After beating up Sanders for his domestic socialism, Republicans would turn to his dalliances with communist regimes. Five years ago, in a Rasmussen survey, 77 percent of likely voters said the American system of politics and economics was “morally superior to communism.” Eighty percent said the American system was “better for middle class workers.” (Ten percent said communism was better.) Fidel Castro’s most recent favorable rating in a poll of Americans, taken two years ago, was 6 percent favorable and 81 percent unfavorable. In a Gallup poll taken two months ago, China’s unfavorable rating was 52 percent, Russia’s was 65 percent, and more than 85 percent of Americans said both countries were critical or important military threats to the United States.
Sanders could point out that he made the right call on Iraq. But that wouldn’t help him against Trump, who also criticized the war. As for Sanders’ comments about compulsory schooling, genital touching, and carcinogenic chastity, those views have never been polled, because they’re too flaky. It would be a cheap shot to bring them up, since they’re decades old, but that wouldn’t deter Republicans. What might hold Republicans back from the flaky stuff is that they don’t need to get personal to kill Sanders. They could kill him just by talking about his health care takeover, his spending plans, his taxes, his socialism, and his admiration of totalitarian regimes.
Instead, Republicans face a showdown with Clinton. After three presidential elections, eight years in the White House, eight in the Senate, and four as secretary of state, she’s one of the most thoroughly investigated people in American history. Everyone’s heard about Whitewater, Benghazi, her Wall Street speeches, and her email server. That’s why she does worse than Sanders in general-election polls. But it’s also what depresses Republican strategists. They’ve subpoenaed everything they can find on her, unloaded all their oppo, and she still wins.
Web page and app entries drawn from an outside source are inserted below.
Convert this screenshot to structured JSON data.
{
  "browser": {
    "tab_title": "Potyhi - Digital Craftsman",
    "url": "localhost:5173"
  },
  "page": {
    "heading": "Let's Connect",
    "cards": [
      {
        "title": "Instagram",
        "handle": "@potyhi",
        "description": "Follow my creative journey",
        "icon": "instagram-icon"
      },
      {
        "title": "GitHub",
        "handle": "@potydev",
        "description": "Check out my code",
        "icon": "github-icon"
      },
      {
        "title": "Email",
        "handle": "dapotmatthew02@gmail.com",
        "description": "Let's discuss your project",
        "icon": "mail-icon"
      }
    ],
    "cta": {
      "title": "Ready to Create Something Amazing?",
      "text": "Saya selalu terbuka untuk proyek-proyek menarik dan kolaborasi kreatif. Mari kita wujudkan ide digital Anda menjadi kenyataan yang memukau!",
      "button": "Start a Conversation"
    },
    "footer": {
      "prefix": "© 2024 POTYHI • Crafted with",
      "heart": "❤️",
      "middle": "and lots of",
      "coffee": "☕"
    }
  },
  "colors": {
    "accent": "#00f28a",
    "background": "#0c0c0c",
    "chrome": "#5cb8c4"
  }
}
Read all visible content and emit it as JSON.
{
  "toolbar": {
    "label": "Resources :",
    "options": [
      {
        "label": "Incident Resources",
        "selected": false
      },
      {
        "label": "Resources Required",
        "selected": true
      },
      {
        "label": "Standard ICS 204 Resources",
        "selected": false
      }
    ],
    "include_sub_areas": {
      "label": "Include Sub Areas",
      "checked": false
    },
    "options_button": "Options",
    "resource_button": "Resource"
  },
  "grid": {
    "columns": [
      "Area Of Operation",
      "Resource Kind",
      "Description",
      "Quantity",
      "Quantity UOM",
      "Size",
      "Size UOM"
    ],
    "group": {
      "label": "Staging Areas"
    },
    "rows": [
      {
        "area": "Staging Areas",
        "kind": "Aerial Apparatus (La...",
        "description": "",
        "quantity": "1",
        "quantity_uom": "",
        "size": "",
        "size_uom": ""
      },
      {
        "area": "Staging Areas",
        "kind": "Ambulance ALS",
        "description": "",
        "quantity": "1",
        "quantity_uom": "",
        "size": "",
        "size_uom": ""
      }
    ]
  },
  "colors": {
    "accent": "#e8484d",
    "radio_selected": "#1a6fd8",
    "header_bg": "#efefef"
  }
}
Their only hope is a fresh piece of meat, an alternative Democratic nominee who looks clean to liberals but is loaded with unexploited vulnerabilities and is easier to caricature as a wild-eyed socialist. Someone like Bernie Sanders.